“I’ve actually started working on my muscles. By doing Pilates, it helps me stay fit and young. Now [after doing Pilates], I have muscles of steel and could easily deal with giving birth.”
We’re not sure about that last part, Hugh… any Pilates-loving mums want to weigh in on that one?
With its focus on core strengthening, it’s easy to see how Pilates improves your balance. Star soccer player David Beckham took up Pilates in the 2010’s and has never looked back. He credits the workout for improving his balance, adding:
“Fitness-wise, I am the best I have been for a long time.”
Whilst improving your balance may not seem all that impressive, it actually helps prevent injury when you’re taking less falls and tumbles!
Remember when we said Joseph Pilates taught us how to breathe? Yeah, we weren’t kidding. Many other athletes utilise Pilates in their fitness regimes, including NBA player LeBron James. He claims because of Pilates, he is able to play upwards of 40 minutes a game without any problems!
Pilates utilises many bodyweight-only exercises from planks to teasers and more. The benefit of training with your own body is that rather than giving you big biceps or a six-pack, Pilates gives you overall strength. This is why many people who practice Pilates often look lean and toned, but not bulky. Whilst training specific muscles in the gym has its own benefits, overall strength and agility is important especially as we age. We love this quote from action star Jason Statham:
"Bodyweight training really allows you to find your weaknesses rather quickly. You need all the components: flexibility, explosive power, the lot. You can build a good physique just lifting weights down the gym. But that doesn't necessarily give you the athletic agility. And for what I do, agility is more usable than just sheer brute strength."

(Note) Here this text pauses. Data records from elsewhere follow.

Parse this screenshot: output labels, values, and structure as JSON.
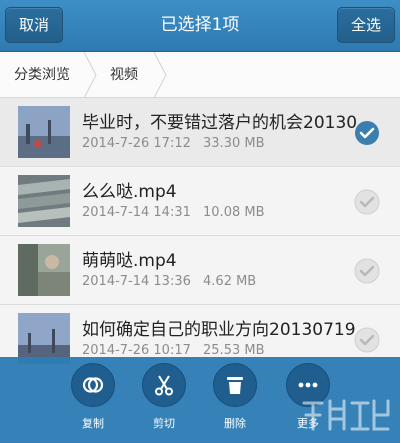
{
  "header": {
    "cancel_label": "取消",
    "title": "已选择1项",
    "select_all_label": "全选"
  },
  "breadcrumb": {
    "items": [
      "分类浏览",
      "视频"
    ]
  },
  "files": [
    {
      "name": "毕业时，不要错过落户的机会20130",
      "date": "2014-7-26 17:12",
      "size": "33.30 MB",
      "selected": true
    },
    {
      "name": "么么哒.mp4",
      "date": "2014-7-14 14:31",
      "size": "10.08 MB",
      "selected": false
    },
    {
      "name": "萌萌哒.mp4",
      "date": "2014-7-14 13:36",
      "size": "4.62 MB",
      "selected": false
    },
    {
      "name": "如何确定自己的职业方向20130719",
      "date": "2014-7-26 10:17",
      "size": "25.53 MB",
      "selected": false
    }
  ],
  "toolbar": {
    "copy_label": "复制",
    "cut_label": "剪切",
    "delete_label": "删除",
    "more_label": "更多"
  },
  "icons": {
    "copy": "copy-icon",
    "cut": "scissors-icon",
    "delete": "trash-icon",
    "more": "more-dots-icon",
    "check_on": "check-selected-icon",
    "check_off": "check-unselected-icon"
  },
  "colors": {
    "header": "#3a89c1",
    "accent": "#2e7db5",
    "check_selected": "#3a7fb0",
    "check_unselected": "#b8b8b8"
  }
}
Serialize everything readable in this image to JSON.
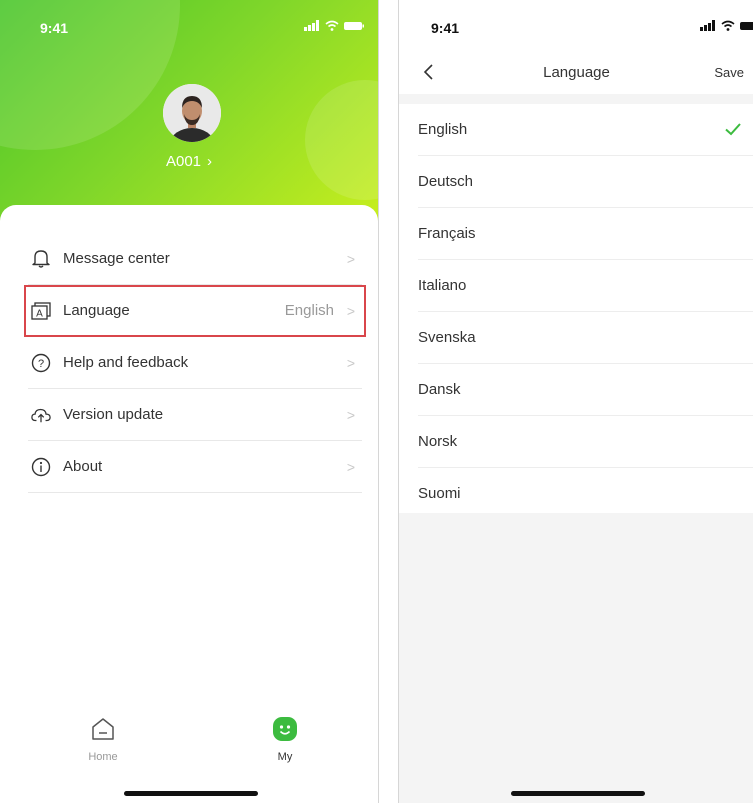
{
  "status_bar": {
    "time": "9:41"
  },
  "profile": {
    "username": "A001",
    "chevron": "›"
  },
  "menu": {
    "items": [
      {
        "label": "Message center",
        "value": "",
        "icon": "bell-icon"
      },
      {
        "label": "Language",
        "value": "English",
        "icon": "language-icon"
      },
      {
        "label": "Help and feedback",
        "value": "",
        "icon": "help-icon"
      },
      {
        "label": "Version update",
        "value": "",
        "icon": "cloud-upload-icon"
      },
      {
        "label": "About",
        "value": "",
        "icon": "info-icon"
      }
    ]
  },
  "tabbar": {
    "home_label": "Home",
    "my_label": "My"
  },
  "language_page": {
    "title": "Language",
    "save_label": "Save",
    "languages": [
      "English",
      "Deutsch",
      "Français",
      "Italiano",
      "Svenska",
      "Dansk",
      "Norsk",
      "Suomi"
    ],
    "selected": "English"
  },
  "colors": {
    "accent": "#3cbb3f",
    "highlight": "#d9464b",
    "gradient_start": "#48c52a",
    "gradient_end": "#c9ef1e"
  }
}
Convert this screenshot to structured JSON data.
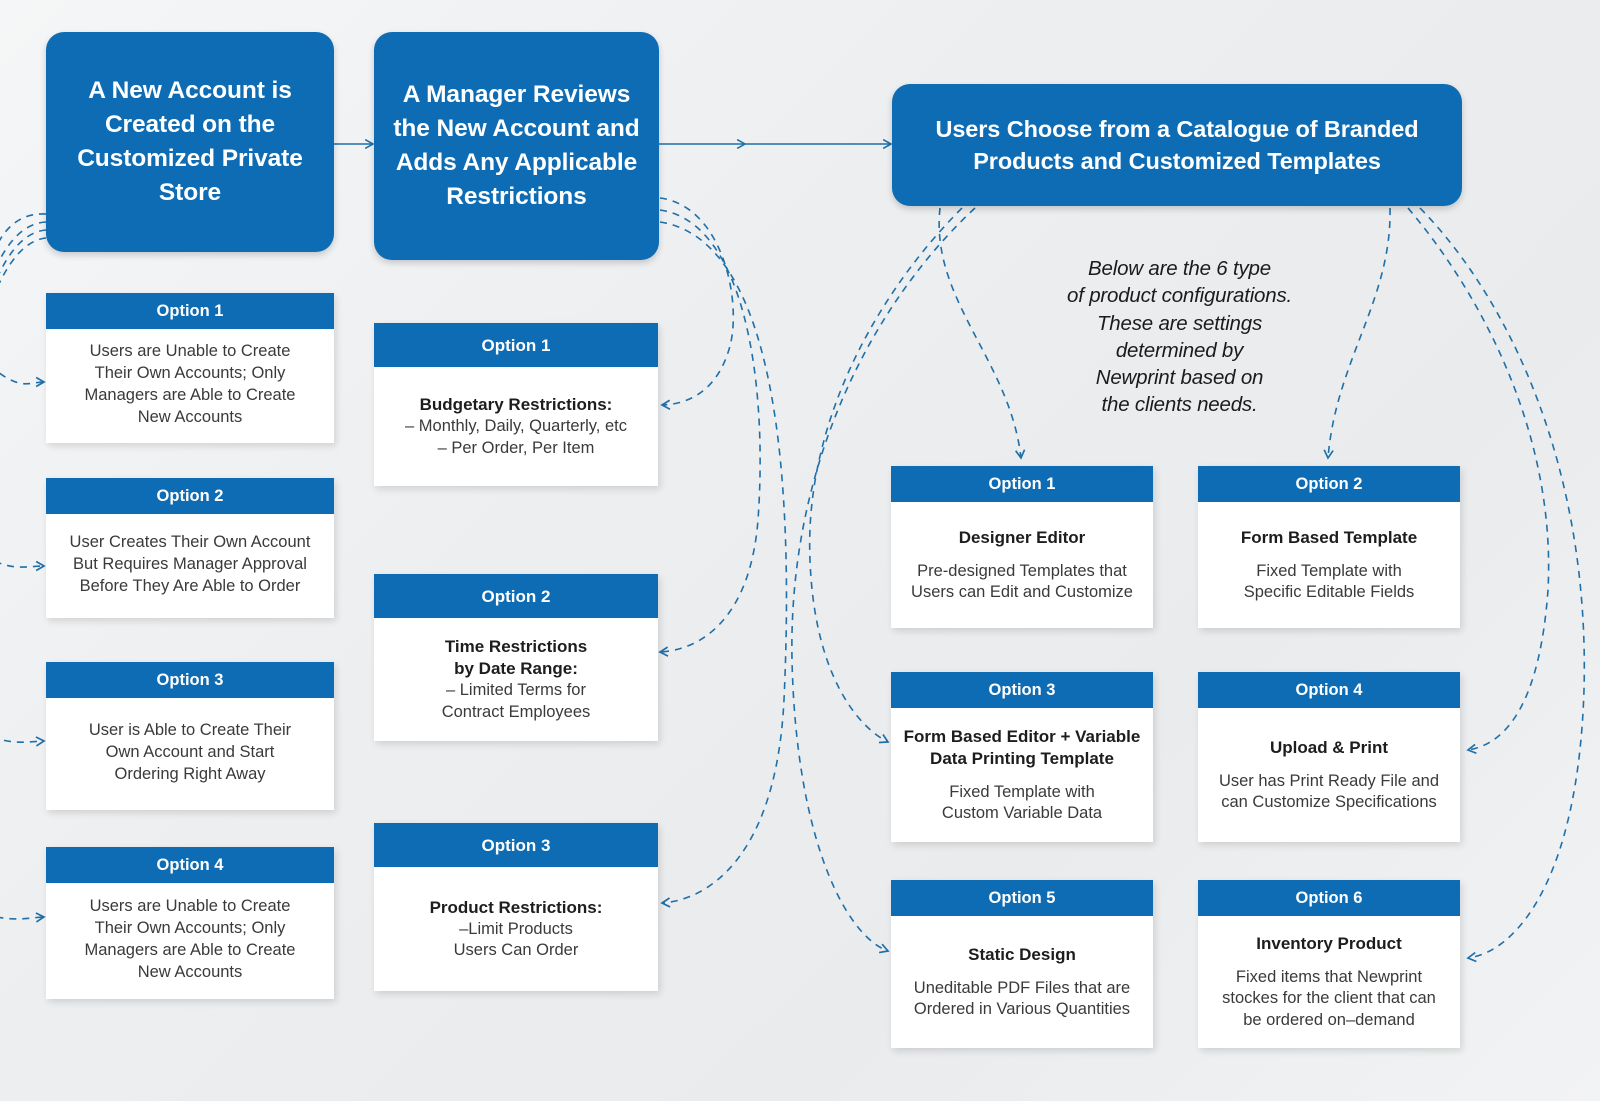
{
  "theme": {
    "brand_blue": "#0d6cb4",
    "connector_blue": "#1f6fa8",
    "card_bg": "#ffffff",
    "page_bg": "#eceef0"
  },
  "process_boxes": [
    {
      "id": "proc-1",
      "text": "A New Account\nis Created on\nthe Customized\nPrivate Store"
    },
    {
      "id": "proc-2",
      "text": "A Manager Reviews\nthe New Account and\nAdds Any Applicable\nRestrictions"
    },
    {
      "id": "proc-3",
      "text": "Users Choose from a Catalogue of Branded\nProducts and Customized Templates"
    }
  ],
  "note": "Below are the 6 type\nof product configurations.\nThese are settings\ndetermined by\nNewprint based on\nthe clients needs.",
  "account_options": [
    {
      "header": "Option 1",
      "title": "",
      "text": "Users are Unable to Create\nTheir Own Accounts; Only\nManagers are Able to Create\nNew Accounts"
    },
    {
      "header": "Option 2",
      "title": "",
      "text": "User Creates Their Own Account\nBut Requires Manager Approval\nBefore They Are Able to Order"
    },
    {
      "header": "Option 3",
      "title": "",
      "text": "User is Able to Create Their\nOwn Account and Start\nOrdering Right Away"
    },
    {
      "header": "Option 4",
      "title": "",
      "text": "Users are Unable to Create\nTheir Own Accounts; Only\nManagers are Able to Create\nNew Accounts"
    }
  ],
  "restriction_options": [
    {
      "header": "Option 1",
      "title": "Budgetary Restrictions:",
      "text": "– Monthly, Daily, Quarterly, etc\n– Per Order, Per Item"
    },
    {
      "header": "Option 2",
      "title": "Time Restrictions\nby Date Range:",
      "text": "– Limited Terms for\nContract Employees"
    },
    {
      "header": "Option 3",
      "title": "Product Restrictions:",
      "text": "–Limit Products\nUsers Can Order"
    }
  ],
  "product_options": [
    {
      "header": "Option 1",
      "title": "Designer Editor",
      "text": "Pre-designed Templates that\nUsers can Edit and Customize"
    },
    {
      "header": "Option 2",
      "title": "Form Based Template",
      "text": "Fixed Template with\nSpecific Editable Fields"
    },
    {
      "header": "Option 3",
      "title": "Form Based Editor + Variable\nData Printing Template",
      "text": "Fixed Template with\nCustom Variable Data"
    },
    {
      "header": "Option 4",
      "title": "Upload & Print",
      "text": "User has Print Ready File and\ncan Customize Specifications"
    },
    {
      "header": "Option 5",
      "title": "Static Design",
      "text": "Uneditable PDF Files that are\nOrdered in Various Quantities"
    },
    {
      "header": "Option 6",
      "title": "Inventory Product",
      "text": "Fixed items that Newprint\nstockes for the client that can\nbe ordered on–demand"
    }
  ]
}
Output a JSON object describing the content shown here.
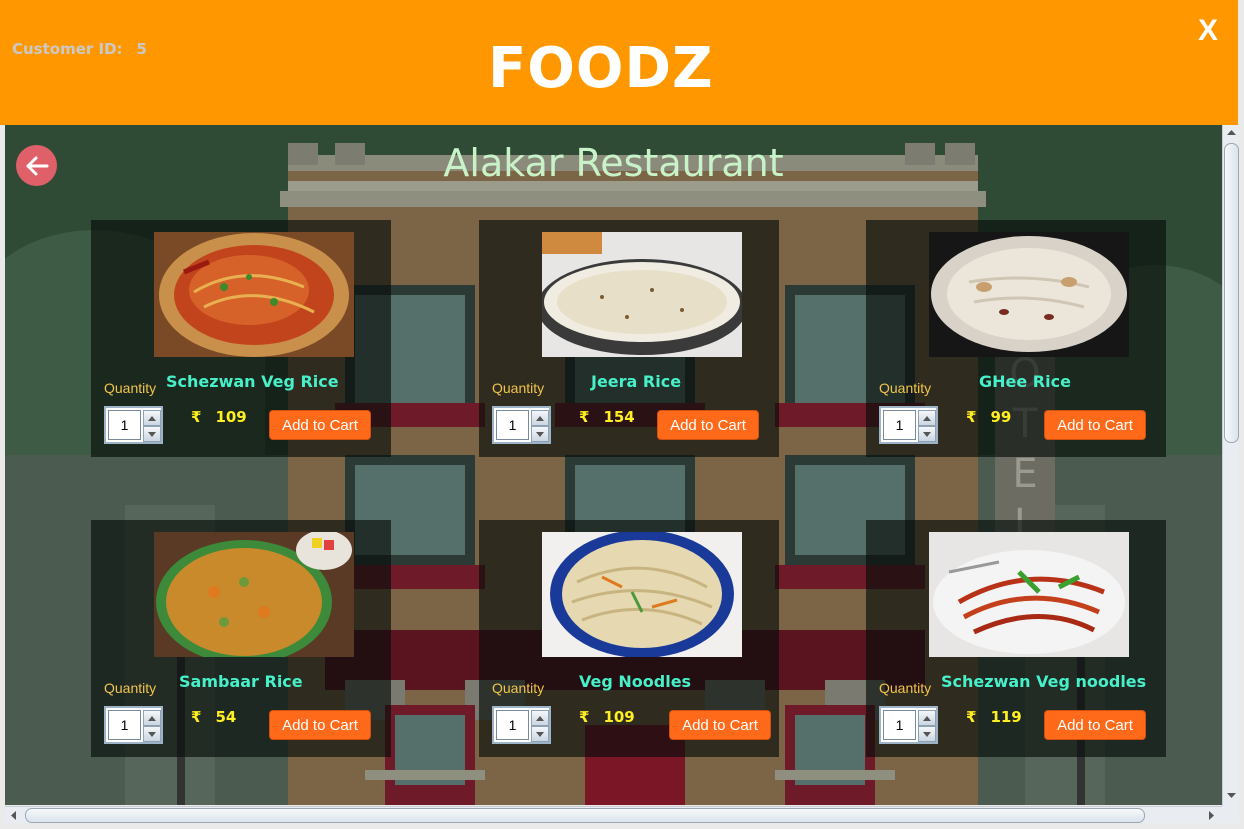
{
  "header": {
    "customer_label": "Customer ID:",
    "customer_id": "5",
    "app_name": "FOODZ",
    "close_label": "X"
  },
  "page": {
    "restaurant_name": "Alakar Restaurant",
    "background_sign_letters": [
      "O",
      "T",
      "E",
      "L"
    ]
  },
  "items": [
    {
      "name": "Schezwan Veg Rice",
      "currency": "₹",
      "price": "109",
      "quantity_label": "Quantity",
      "quantity": "1",
      "button": "Add to Cart"
    },
    {
      "name": "Jeera Rice",
      "currency": "₹",
      "price": "154",
      "quantity_label": "Quantity",
      "quantity": "1",
      "button": "Add to Cart"
    },
    {
      "name": "GHee Rice",
      "currency": "₹",
      "price": "99",
      "quantity_label": "Quantity",
      "quantity": "1",
      "button": "Add to Cart"
    },
    {
      "name": "Sambaar Rice",
      "currency": "₹",
      "price": "54",
      "quantity_label": "Quantity",
      "quantity": "1",
      "button": "Add to Cart"
    },
    {
      "name": "Veg Noodles",
      "currency": "₹",
      "price": "109",
      "quantity_label": "Quantity",
      "quantity": "1",
      "button": "Add to Cart"
    },
    {
      "name": "Schezwan Veg noodles",
      "currency": "₹",
      "price": "119",
      "quantity_label": "Quantity",
      "quantity": "1",
      "button": "Add to Cart"
    }
  ],
  "colors": {
    "header_bg": "#ff9800",
    "content_bg": "#2f4a35",
    "title_text": "#c8f2c8",
    "dish_name": "#46f0c8",
    "price": "#ffee22",
    "quantity_label": "#f0c44a",
    "button_bg": "#ff6a1a",
    "back_button": "#e0606a"
  },
  "icons": {
    "back": "arrow-left-icon",
    "close": "close-icon",
    "spinner_up": "chevron-up-icon",
    "spinner_down": "chevron-down-icon"
  }
}
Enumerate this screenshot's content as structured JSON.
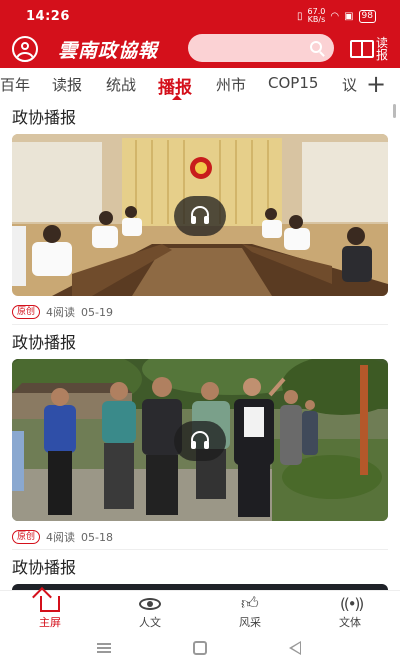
{
  "status_bar": {
    "time": "14:26",
    "net_speed_value": "67.0",
    "net_speed_unit": "KB/s",
    "battery": "98"
  },
  "header": {
    "logo_text": "雲南政協報",
    "search_placeholder": "",
    "read_label": "读报"
  },
  "tabs": [
    "百年",
    "读报",
    "统战",
    "播报",
    "州市",
    "COP15",
    "议"
  ],
  "active_tab": "播报",
  "feed": [
    {
      "title": "政协播报",
      "badge": "原创",
      "reads": "4阅读",
      "date": "05-19"
    },
    {
      "title": "政协播报",
      "badge": "原创",
      "reads": "4阅读",
      "date": "05-18"
    },
    {
      "title": "政协播报"
    }
  ],
  "bottom_nav": [
    "主屏",
    "人文",
    "风采",
    "文体"
  ],
  "colors": {
    "brand": "#d4101b",
    "search_bg": "#fbd2d4"
  }
}
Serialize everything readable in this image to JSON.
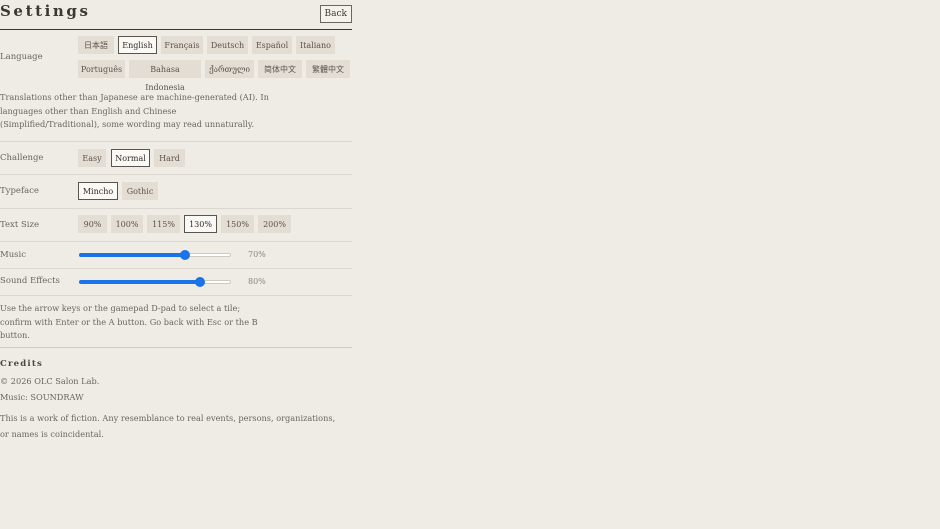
{
  "header": {
    "title": "Settings",
    "back_label": "Back"
  },
  "language": {
    "label": "Language",
    "options": [
      "日本語",
      "English",
      "Français",
      "Deutsch",
      "Español",
      "Italiano",
      "Português",
      "Bahasa Indonesia",
      "ქართული",
      "简体中文",
      "繁體中文"
    ],
    "selected": "English",
    "note": "Translations other than Japanese are machine-generated (AI). In languages other than English and Chinese (Simplified/Traditional), some wording may read unnaturally."
  },
  "challenge": {
    "label": "Challenge",
    "options": [
      "Easy",
      "Normal",
      "Hard"
    ],
    "selected": "Normal"
  },
  "typeface": {
    "label": "Typeface",
    "options": [
      "Mincho",
      "Gothic"
    ],
    "selected": "Mincho"
  },
  "text_size": {
    "label": "Text Size",
    "options": [
      "90%",
      "100%",
      "115%",
      "130%",
      "150%",
      "200%"
    ],
    "selected": "130%"
  },
  "music": {
    "label": "Music",
    "value_text": "70%",
    "level": 0.7
  },
  "sound_effects": {
    "label": "Sound Effects",
    "value_text": "80%",
    "level": 0.8
  },
  "controls_note": "Use the arrow keys or the gamepad D-pad to select a tile; confirm with Enter or the A button. Go back with Esc or the B button.",
  "credits": {
    "title": "Credits",
    "copyright": "© 2026 OLC Salon Lab.",
    "music": "Music: SOUNDRAW",
    "disclaimer": "This is a work of fiction. Any resemblance to real events, persons, organizations, or names is coincidental."
  },
  "colors": {
    "background": "#efebe5",
    "accent": "#1a73e8",
    "selected_option_border": "#5a544d",
    "option_background": "#e3ddd3"
  }
}
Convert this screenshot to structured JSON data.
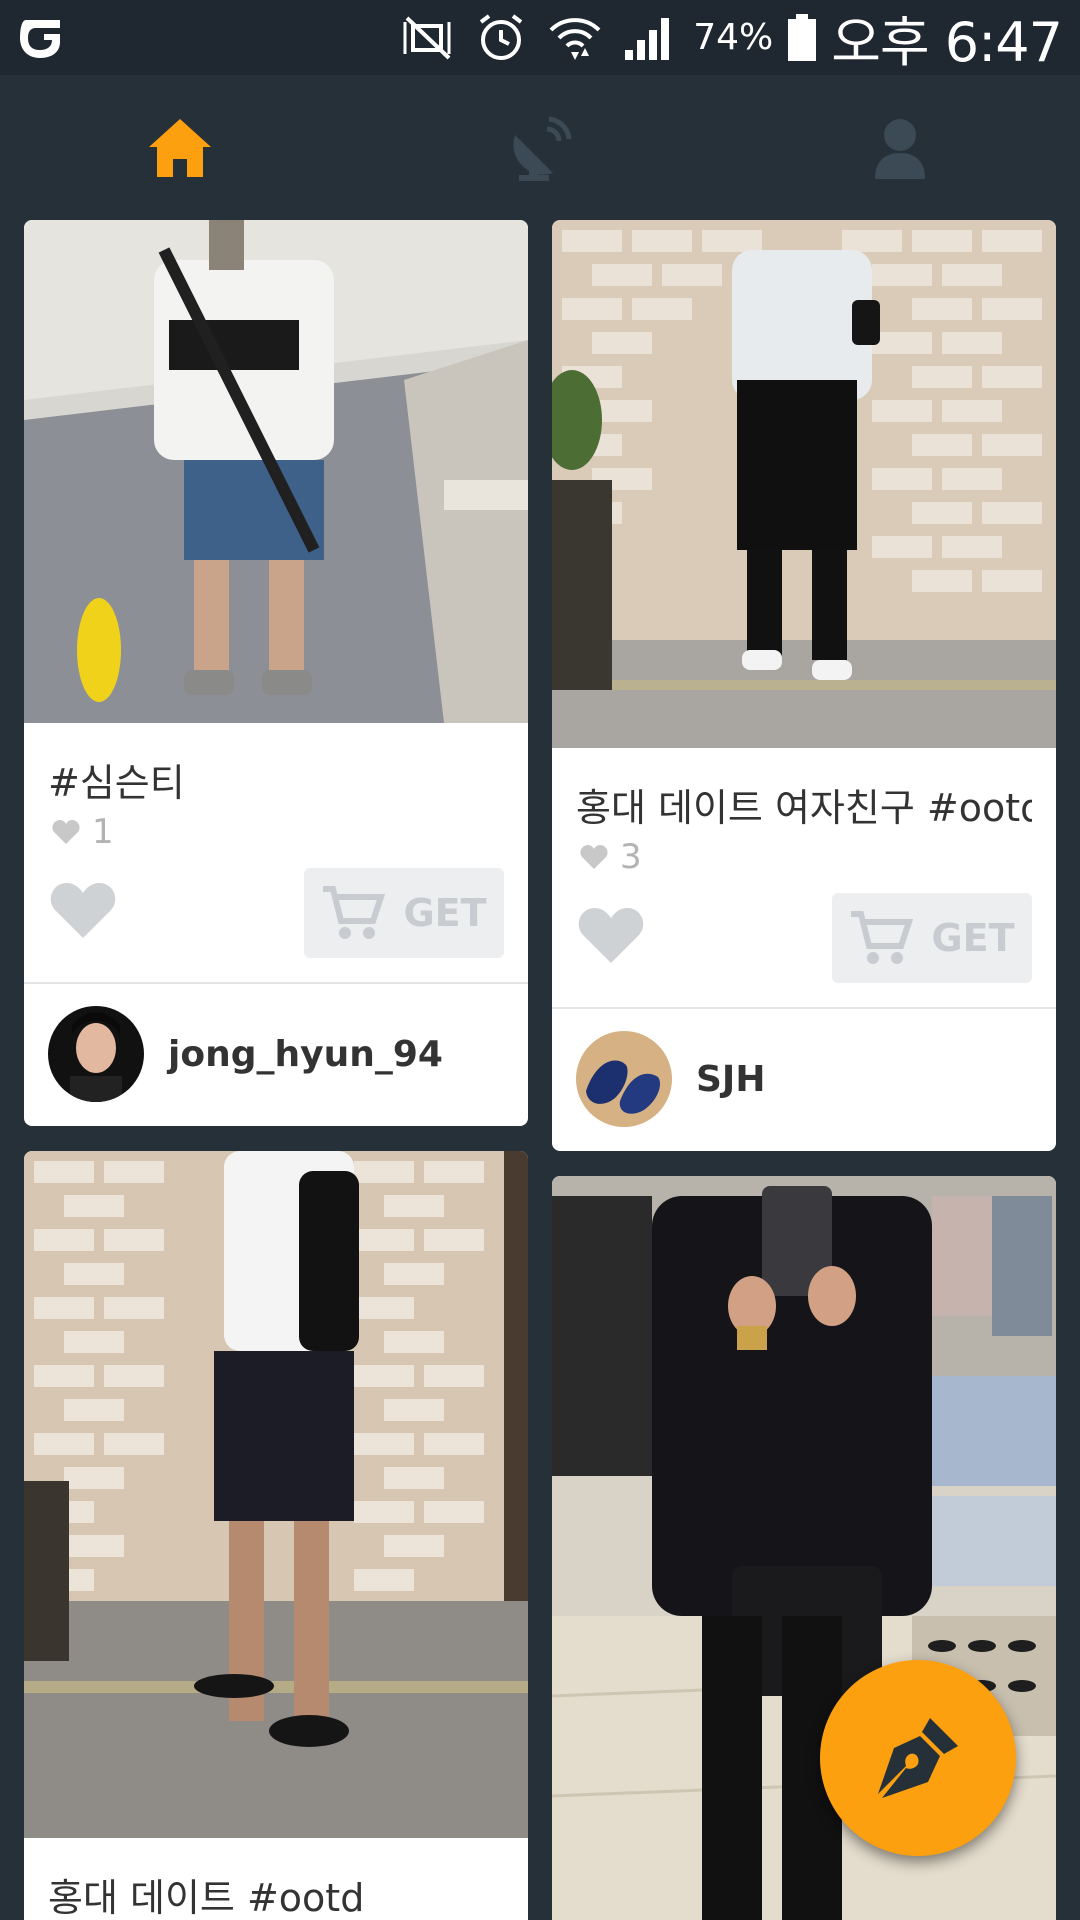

Hopefully by the time you’ve made it to the end of this blog, you’ve had a change of heart about who can and should do Pilates. The reality is that no matter who invented it, who practiced it in the past, present or future, Pilates will always be for everyone. No matter your gender, age, shape, size, or experience, we will always have a spot for you at Aleenta Health Club!